Absolutely true. Just being there can be the most comforting.
Pradeep Nair recently posted..Visit to a bank
Thank you, Corinne for talking about grief and, more importantly, referring to the “discomfort” experienced in the presence of grieving individuals. It is so important, especially for us healthcare workers dealing with death. I am convinced we need training on how to break bad news and how does one communicate empathy ? A silent hug and, as you said- being present, sharing in the helplessness that death creates.
I hadn’t thought of how tough it must be for healthcare workers, especially in these times, Evita. With social distancing being ‘present’ for those grieving is a challenge. But I think we all need training in how to show empathy and be present in a non-intrusive manner.
Yes. But it sometimes feels like people don’t get that.
So true and beautifully expressed.
Thank you for stopping by, Patricia.
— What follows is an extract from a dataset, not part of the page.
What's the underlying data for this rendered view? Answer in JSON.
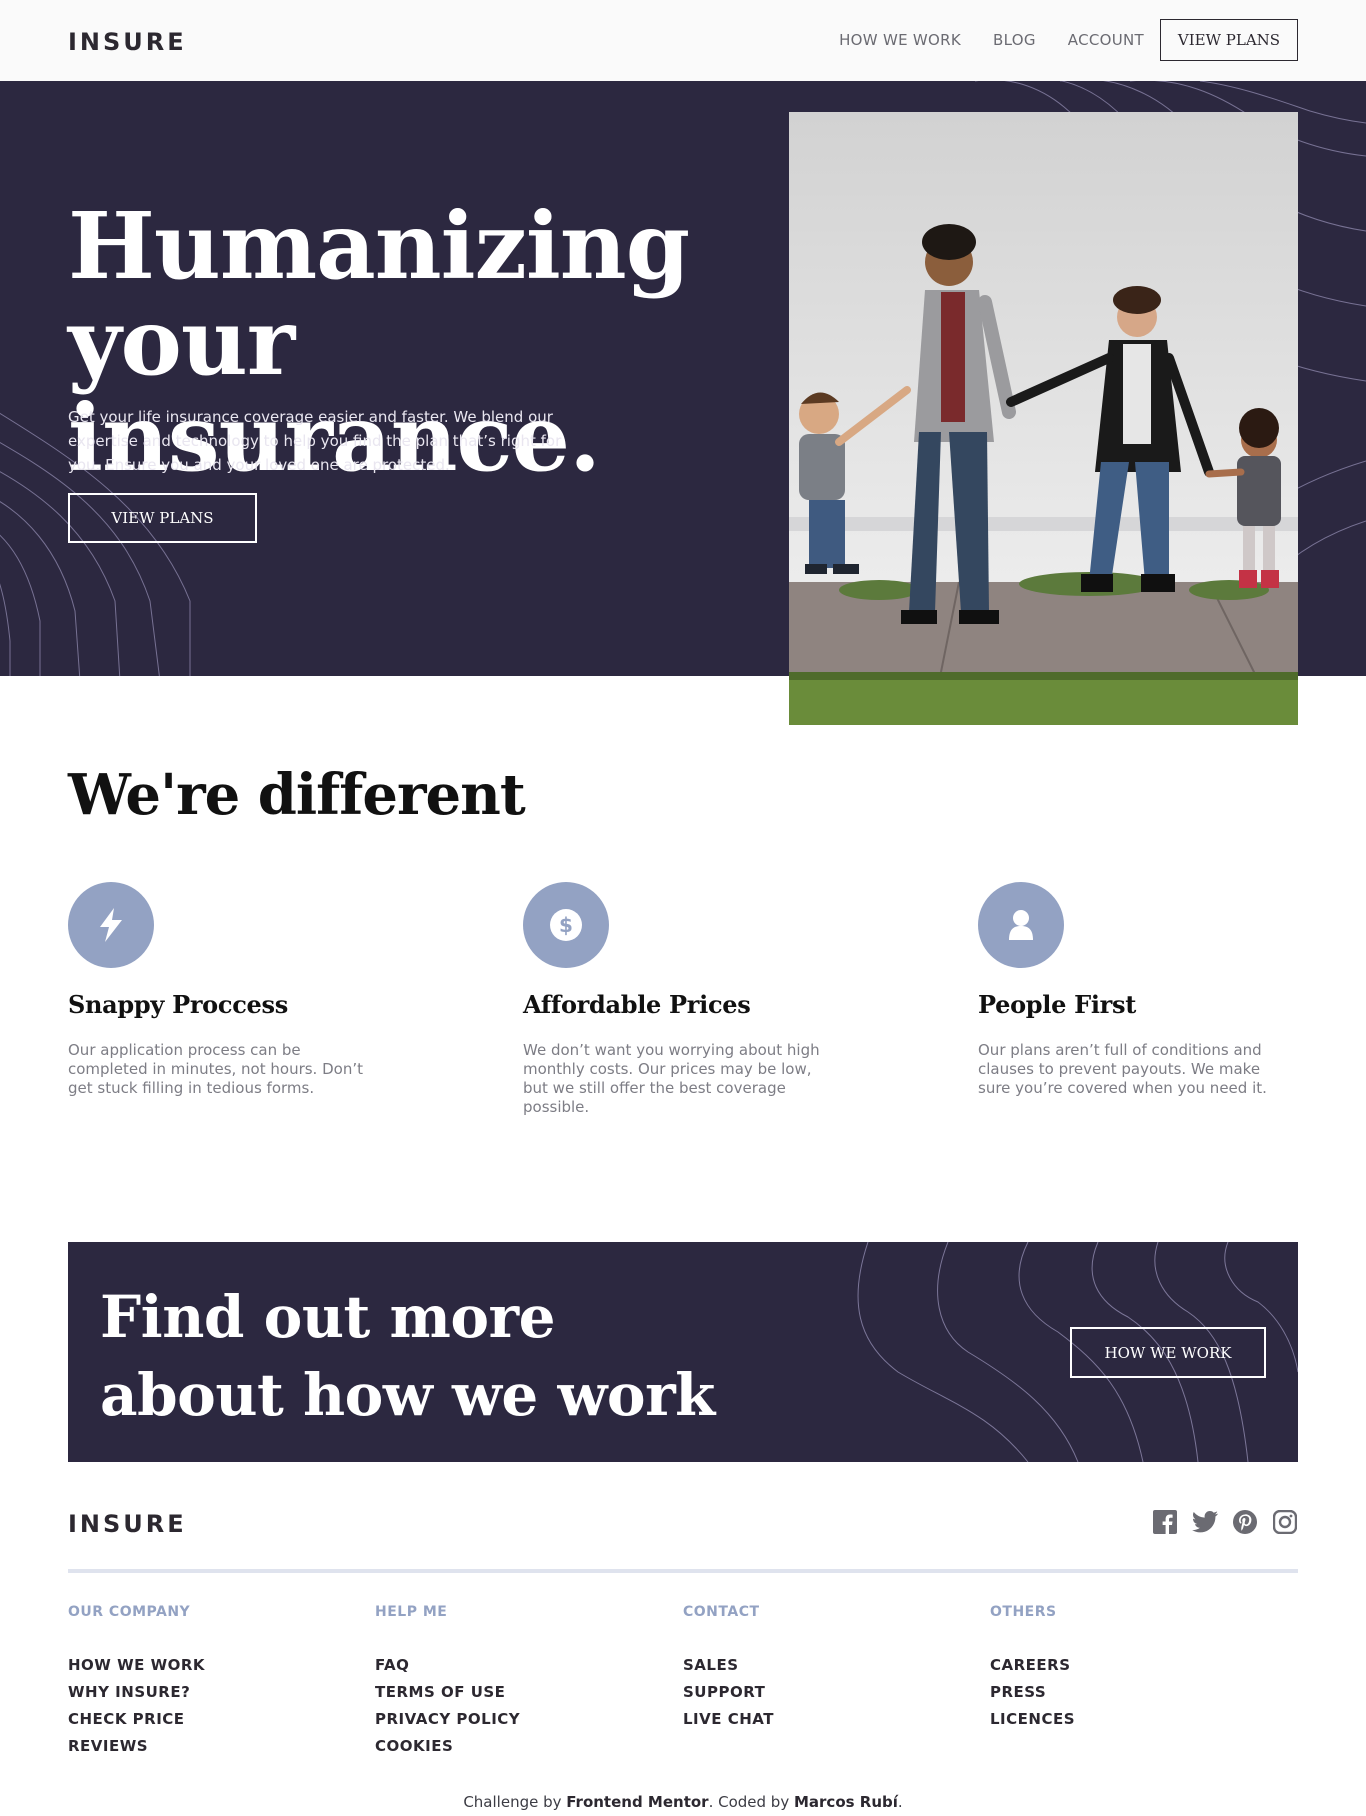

Glad this resonated with you.
Sandra K Stein
Thanks for sharing.
Very nice quote that sums up life and (perhaps death-just witness me go): The human soul doesn’t want to be advised or fixed or saved. It simply wants to be witnessed — to be seen, heard and companioned exactly as it is. – Parker Palmer
I too was struck by this quote – it doesn’t apply only to grief, but I thought it was relevant here. Thank you for stopping by, Doc.
Corinne Rodrigues recently posted..Finding Purpose
That passage from Winnie the Pooh brought a lump to my throat. And, I realize how blessed I am to have precisely such kind of friends. Offering nothing but our silent company is in fact the best way to be by someone’s side during their grieving. No words are needed then. No advice and no solution are needed when all you do is hold their hand and sit by their side.
Loved the post, Corinne.
This is such a beautiful story and a reminder friends must be here, even in silence and not judging. I feel strongly on what you wrote about Grief and often people tells us, to move on. What is move on? It’s important to let the person grieve and why we give such unwanted, insensitive advice. I find it to be a lack of empathy. Let the people take their time.
Corinne, I love this. So wonderfully spoken. Blessings.
Paula Short recently posted..10 Caring Quotes To Lift You Up
So true Corinne.. I must have said those irresponsible comments many times.. but, its so true..
I couldn’t have said it better, Corrine. I wish I could teach people how to console. I dread taking a call or a visit. People ask for details that make you sadder or ask you to be strong as if there is a pill I can take and suddenly become strong.